By default Firefox is using DoH for DNS resolution – it is the first major browser to do this. What is super exciting is that for those who identify (in their settings) that they are located in Canada, Firefox will default to using CIRA Canadian Shield – Private, as its DNS resolver. This service level is simply answering queries privately and with no filtering of any kind (more on this later).
Why CIRA? First off, we easily met Mozilla’s strict TRR program through our commitment to security, privacy, and transparency.
CIRA is a nationally-focused supplier and the first of its kind in the world to offer a kind of sovereign DoH resolution. One that is designed to optimize quality and privacy for Canadians – but is still available throughout the world for those who travel. We are a non-profit with no interest in your data and, in fact, a stated interest in your privacy and in the open internet.
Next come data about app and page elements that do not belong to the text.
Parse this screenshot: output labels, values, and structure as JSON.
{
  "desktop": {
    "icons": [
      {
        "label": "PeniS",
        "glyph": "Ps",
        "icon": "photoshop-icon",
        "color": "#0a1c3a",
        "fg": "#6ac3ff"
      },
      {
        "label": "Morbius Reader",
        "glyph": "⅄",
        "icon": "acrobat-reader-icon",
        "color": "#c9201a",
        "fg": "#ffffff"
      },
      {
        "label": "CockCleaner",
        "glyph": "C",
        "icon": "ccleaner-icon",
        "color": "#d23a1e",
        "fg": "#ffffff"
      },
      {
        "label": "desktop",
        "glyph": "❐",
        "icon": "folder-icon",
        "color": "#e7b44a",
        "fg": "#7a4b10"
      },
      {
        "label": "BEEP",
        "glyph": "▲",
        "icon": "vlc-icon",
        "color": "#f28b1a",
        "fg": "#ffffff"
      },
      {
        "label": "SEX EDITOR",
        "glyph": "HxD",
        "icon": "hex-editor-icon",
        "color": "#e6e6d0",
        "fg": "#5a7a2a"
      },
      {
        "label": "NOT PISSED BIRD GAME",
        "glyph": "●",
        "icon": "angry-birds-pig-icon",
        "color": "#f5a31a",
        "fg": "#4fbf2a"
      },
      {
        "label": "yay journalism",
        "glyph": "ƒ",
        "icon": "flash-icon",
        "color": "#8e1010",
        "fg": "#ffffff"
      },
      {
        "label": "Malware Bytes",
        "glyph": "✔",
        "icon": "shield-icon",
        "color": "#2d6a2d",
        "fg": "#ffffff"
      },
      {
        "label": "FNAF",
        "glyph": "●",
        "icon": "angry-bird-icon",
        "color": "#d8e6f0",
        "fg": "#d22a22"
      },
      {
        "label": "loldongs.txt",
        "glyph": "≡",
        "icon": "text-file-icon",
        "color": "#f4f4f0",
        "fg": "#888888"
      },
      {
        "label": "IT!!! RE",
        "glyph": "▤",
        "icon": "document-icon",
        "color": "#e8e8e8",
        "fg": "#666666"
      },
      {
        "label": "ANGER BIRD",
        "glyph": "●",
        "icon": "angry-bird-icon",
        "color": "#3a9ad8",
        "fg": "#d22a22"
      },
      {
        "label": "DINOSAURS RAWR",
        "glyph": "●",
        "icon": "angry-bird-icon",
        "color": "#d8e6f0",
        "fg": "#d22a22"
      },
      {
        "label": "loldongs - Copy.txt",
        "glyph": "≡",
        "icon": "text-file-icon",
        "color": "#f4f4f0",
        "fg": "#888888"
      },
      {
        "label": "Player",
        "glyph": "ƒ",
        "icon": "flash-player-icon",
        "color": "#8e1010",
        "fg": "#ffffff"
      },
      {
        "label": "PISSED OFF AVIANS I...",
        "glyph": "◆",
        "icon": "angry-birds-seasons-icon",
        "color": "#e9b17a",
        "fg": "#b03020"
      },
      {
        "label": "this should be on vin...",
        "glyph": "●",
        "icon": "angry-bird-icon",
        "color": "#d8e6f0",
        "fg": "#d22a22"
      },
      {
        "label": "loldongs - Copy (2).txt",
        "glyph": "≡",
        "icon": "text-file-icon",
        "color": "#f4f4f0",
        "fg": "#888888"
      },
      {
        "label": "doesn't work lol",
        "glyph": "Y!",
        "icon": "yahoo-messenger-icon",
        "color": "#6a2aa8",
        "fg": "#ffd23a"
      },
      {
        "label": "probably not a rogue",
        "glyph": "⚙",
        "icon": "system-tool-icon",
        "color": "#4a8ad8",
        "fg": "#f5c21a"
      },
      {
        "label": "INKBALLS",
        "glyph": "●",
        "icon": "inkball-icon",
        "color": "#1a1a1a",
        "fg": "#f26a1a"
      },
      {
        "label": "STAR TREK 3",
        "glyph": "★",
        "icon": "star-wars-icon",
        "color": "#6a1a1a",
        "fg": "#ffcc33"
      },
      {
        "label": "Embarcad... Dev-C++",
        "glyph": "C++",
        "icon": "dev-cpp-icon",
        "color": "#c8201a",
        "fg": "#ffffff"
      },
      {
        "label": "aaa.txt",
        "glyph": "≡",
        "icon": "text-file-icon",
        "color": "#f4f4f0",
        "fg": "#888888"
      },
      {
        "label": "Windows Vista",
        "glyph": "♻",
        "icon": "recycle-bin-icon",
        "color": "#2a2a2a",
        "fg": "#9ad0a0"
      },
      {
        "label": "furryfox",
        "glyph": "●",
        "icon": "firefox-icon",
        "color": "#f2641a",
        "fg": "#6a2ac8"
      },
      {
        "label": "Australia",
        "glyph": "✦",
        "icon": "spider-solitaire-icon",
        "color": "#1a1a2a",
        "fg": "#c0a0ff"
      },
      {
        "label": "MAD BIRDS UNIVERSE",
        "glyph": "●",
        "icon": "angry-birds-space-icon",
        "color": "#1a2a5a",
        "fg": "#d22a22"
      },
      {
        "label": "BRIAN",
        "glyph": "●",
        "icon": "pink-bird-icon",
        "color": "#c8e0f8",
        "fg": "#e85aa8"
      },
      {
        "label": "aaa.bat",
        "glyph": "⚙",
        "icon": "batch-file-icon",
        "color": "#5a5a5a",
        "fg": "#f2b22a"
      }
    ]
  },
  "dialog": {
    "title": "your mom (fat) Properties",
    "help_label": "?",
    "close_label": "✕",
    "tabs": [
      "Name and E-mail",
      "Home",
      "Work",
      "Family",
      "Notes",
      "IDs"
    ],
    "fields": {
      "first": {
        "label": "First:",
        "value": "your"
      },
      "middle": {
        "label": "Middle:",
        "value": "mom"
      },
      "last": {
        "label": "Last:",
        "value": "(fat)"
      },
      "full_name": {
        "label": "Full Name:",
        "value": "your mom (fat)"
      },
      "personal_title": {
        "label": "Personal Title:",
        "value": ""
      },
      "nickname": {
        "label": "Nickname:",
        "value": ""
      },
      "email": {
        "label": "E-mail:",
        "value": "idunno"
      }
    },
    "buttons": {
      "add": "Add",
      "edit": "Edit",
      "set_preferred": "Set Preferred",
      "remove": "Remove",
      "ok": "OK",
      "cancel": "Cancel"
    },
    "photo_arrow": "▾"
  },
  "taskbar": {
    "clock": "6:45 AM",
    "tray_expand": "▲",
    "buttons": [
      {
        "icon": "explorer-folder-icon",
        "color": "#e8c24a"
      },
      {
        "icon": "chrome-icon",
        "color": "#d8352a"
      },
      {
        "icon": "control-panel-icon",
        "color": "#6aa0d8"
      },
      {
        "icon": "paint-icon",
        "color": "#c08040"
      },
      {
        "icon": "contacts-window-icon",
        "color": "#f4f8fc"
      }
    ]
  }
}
We have the appropriate procedures in place to ensure privacy and have hired an auditor to test those systems. And finally, we offer a very high quality, high-reliability service with nodes located very close to Canadians and very well peered to the various networks that make up the internet in Canada (and that connect to the outside world).
Sound amazing? We think so and we have heard a lot of rumblings in the world of global internet governance that suggest we will start seeing similar models emerge elsewhere in the world. However, make no mistake that for DNS nerds, like us, CIRA being first is a reason to be proud to be a Canadian.
What if I want to change resolvers?
Firefox DNS settings are configurable in the settings, to enable both traditional DNS settings and to change the default DoH provider to whatever the end user prefers. Firefox comes with a number of DoH providers that you can optionally select or you can add your own custom resolver.